Youngsters gaining early notice
Defensive ends Jalen Redmond and Ronnie Perkins -- two early enrollees taking part in Oklahoma’s spring drills -- has gained the attention of defensive line coach Calvin Thibodeaux.
“You look at a Jalen Redmond. He flashes a lot. He has ability. His mind is a little cloudy so he’s moving a little slow. You can tell the athletic ability is there,” Thibodeaux said Wednesday following practice. “Ronnie Perkins is really a physical guy, a powerful guy, who is thinking a lot. But you can tell that the skill set is there.

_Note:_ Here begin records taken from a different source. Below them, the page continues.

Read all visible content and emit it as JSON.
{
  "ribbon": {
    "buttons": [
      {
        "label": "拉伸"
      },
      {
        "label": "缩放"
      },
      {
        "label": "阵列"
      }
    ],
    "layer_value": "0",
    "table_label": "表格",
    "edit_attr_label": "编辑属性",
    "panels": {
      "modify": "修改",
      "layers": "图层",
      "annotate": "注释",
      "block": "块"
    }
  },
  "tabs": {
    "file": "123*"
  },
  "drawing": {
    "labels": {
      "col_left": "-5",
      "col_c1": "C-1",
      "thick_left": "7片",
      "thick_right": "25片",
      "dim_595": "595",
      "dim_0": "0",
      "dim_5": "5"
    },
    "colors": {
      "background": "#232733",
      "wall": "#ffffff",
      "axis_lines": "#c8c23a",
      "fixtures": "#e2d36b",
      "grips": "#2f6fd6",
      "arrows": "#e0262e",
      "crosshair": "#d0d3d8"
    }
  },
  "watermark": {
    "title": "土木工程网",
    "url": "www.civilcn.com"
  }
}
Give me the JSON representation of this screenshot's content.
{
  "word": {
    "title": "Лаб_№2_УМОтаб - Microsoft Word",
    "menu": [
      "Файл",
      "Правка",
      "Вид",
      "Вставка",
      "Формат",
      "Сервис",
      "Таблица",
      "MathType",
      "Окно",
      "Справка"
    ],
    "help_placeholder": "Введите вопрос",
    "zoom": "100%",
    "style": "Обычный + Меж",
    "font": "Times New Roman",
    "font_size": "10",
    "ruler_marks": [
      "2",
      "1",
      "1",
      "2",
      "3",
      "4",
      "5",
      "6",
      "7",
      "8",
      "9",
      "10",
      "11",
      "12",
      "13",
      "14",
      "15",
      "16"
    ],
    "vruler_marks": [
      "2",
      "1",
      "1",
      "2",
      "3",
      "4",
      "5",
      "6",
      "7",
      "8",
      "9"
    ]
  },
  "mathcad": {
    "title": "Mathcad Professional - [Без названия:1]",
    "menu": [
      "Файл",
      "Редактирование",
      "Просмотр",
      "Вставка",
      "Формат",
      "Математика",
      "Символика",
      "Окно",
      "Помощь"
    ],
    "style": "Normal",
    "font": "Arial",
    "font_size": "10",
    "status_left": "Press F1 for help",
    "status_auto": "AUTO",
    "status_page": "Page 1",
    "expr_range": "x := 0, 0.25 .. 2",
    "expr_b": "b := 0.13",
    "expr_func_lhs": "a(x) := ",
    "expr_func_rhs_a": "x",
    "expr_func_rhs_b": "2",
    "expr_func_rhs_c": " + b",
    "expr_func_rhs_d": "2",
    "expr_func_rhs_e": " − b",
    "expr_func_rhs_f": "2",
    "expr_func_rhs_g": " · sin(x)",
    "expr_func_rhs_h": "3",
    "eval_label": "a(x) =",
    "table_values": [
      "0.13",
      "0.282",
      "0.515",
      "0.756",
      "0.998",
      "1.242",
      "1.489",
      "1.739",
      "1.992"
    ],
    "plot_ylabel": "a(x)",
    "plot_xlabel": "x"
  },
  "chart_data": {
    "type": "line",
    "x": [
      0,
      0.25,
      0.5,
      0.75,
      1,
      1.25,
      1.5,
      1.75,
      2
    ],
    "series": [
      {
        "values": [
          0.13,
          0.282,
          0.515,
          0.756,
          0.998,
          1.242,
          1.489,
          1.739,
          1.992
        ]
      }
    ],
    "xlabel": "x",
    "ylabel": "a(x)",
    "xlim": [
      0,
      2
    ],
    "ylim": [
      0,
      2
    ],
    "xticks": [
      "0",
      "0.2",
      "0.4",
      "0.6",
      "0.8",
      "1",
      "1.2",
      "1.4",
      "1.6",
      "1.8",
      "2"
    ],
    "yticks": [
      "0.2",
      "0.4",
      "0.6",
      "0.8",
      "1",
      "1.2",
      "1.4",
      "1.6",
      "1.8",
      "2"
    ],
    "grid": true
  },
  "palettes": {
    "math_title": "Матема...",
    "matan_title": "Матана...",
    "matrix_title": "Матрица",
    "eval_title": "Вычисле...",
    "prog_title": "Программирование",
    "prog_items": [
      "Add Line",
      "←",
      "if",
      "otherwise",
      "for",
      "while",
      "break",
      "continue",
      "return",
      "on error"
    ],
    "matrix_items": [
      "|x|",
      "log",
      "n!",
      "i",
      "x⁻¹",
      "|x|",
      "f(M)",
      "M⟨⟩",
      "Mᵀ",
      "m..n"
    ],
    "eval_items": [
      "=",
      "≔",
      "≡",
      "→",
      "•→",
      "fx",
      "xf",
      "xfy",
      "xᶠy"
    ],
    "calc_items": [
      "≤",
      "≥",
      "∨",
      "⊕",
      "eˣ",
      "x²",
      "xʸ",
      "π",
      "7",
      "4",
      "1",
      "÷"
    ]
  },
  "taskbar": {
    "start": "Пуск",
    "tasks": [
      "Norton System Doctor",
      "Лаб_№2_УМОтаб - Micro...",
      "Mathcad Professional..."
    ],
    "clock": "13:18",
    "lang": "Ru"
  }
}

They still need to be developed, but you are still excited about those guys.”
Getting a jump-start on their college careers can help, Thibodeaux said.
“It’s huge. When we start fall camp, they are going to be ahead in practice. We’re going to be able to call out drills, we’re going to be able to call out defenses and they are going to know it,” Thibodeaux said. “It’s going to allow them to play that much faster and it’s going to give them a chance to possibly help us next fall.”
Thibodeaux said he keeps incoming freshmen like Union High School’s Jordan Kelley engaged during spring football.
“We have some things that we do. He’s come down a couple of times,” Thibodeaux said. “There’s only so much that you can do with NCAA rules. But he’s a guy who comes from a great program. When you recruit guys who have won championships in high school, they are used to it. I expect big things from him as well.”
Good cop/bad cop
Thibodeaux is going through his first spring football season with defensive line coach Ruffin McNeill.
What’s it been like working together?
“At the end of the day, coach Ruff, the experiences that he brings, a former head coach, a former DC, all those experiences, he’s kind of like the grandfather of the group,” Thibodeaux said. “We work well off each other.
“We can do the good cop/bad cop thing. He can give life lessons, big scheme, he can do it all, man. And then myself, I can give you what I have. It’s just a good combination. He’s been awesome. For this thing to work out the way it did, it’s awesome because he’s such a great person, so it’s easy for it to work.”
Learning to lead
Defensive lineman Amani Bledsoe was asked what his goal was this spring.
“I’d say just stepping up more as a leader. Leading by example and kind of talking more because I’ve kind of struggled with that in the past because I’m kind of quiet,” Bledsoe said. “So just vocal, anything to the younger guys to help them out because I was young once. I know what it’s like, out here going against the 1s. Anything encouraging to them.”
Bledsoe is looking forward to his first complete season. He missed the second half of 2016 and the first half of last season after serving an NCAA penalty after failing a test for a performance-enhancing drug.
“It’s definitely an advantage knowing you’re not going to have a setback at the beginning of the year,” Bledsoe said. “You’re going to be able to come in and help your team win from the start.”